*TASK OBJECTIVE*. Starting from the line that holds "Read all visible content and emit it as JSON.", print every line through the end of the records, first and last included.

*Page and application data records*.
-=-=-
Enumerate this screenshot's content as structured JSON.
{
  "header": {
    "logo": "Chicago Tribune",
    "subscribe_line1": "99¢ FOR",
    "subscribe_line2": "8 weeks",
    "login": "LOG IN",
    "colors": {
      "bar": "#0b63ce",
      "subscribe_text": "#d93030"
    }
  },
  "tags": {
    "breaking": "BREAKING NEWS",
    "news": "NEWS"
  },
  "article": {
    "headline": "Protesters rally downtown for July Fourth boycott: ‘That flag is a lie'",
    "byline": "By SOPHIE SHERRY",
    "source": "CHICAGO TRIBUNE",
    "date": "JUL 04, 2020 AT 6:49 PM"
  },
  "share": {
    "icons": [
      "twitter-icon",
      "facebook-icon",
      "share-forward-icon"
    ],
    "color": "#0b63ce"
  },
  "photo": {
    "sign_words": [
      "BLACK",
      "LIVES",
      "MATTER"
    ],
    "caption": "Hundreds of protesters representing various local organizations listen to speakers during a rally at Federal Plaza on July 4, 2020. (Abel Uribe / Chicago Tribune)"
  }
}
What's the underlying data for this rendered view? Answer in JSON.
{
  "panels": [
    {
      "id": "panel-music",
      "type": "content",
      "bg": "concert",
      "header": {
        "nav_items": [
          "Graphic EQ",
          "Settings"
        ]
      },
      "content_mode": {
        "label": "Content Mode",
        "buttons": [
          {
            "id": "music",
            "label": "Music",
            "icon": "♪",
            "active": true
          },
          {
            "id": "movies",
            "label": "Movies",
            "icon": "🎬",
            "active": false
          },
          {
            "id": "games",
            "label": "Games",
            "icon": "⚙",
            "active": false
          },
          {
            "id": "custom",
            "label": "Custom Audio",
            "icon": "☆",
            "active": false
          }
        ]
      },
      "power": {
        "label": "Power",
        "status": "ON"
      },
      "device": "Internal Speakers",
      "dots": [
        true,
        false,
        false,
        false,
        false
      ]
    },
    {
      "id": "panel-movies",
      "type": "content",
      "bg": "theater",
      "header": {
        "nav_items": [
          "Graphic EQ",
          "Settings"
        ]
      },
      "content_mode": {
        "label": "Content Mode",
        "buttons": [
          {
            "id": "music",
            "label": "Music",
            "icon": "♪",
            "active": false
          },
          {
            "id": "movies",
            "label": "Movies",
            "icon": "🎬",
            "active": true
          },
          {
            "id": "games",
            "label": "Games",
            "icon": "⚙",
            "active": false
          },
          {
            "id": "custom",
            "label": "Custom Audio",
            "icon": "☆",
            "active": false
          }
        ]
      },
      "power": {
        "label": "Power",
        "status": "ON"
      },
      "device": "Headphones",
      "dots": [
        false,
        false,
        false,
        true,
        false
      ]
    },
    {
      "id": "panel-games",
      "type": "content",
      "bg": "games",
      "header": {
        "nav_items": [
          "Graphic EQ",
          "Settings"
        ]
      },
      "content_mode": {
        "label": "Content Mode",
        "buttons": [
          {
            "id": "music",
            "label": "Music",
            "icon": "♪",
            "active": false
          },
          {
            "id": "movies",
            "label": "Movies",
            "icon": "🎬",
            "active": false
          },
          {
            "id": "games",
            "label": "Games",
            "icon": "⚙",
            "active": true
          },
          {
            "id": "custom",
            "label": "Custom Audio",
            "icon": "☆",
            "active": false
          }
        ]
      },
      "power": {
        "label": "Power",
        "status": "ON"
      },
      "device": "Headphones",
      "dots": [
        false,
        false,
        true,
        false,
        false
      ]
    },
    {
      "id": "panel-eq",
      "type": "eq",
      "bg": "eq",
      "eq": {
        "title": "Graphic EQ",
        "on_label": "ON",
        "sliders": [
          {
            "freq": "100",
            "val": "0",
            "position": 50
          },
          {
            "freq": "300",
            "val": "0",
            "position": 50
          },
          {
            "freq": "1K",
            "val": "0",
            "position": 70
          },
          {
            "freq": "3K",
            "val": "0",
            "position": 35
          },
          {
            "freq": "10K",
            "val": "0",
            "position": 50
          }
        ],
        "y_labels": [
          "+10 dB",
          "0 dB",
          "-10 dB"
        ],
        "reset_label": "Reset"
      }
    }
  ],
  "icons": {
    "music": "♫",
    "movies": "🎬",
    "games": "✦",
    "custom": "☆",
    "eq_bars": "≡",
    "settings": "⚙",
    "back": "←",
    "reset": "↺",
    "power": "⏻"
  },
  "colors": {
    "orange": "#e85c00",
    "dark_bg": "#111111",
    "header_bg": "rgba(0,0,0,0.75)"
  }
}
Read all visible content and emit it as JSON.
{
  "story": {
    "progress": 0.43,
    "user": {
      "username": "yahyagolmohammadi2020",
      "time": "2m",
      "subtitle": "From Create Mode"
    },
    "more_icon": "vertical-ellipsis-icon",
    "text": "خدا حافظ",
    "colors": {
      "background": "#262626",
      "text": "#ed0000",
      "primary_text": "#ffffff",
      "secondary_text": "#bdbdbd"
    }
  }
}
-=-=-
*ANSWER BOX*.
Read all visible content and emit it as JSON.
{
  "story": {
    "progress": 0.43,
    "user": {
      "username": "yahyagolmohammadi2020",
      "time": "2m",
      "subtitle": "From Create Mode"
    },
    "more_icon": "vertical-ellipsis-icon",
    "text": "خدا حافظ",
    "colors": {
      "background": "#262626",
      "text": "#ed0000",
      "primary_text": "#ffffff",
      "secondary_text": "#bdbdbd"
    }
  }
}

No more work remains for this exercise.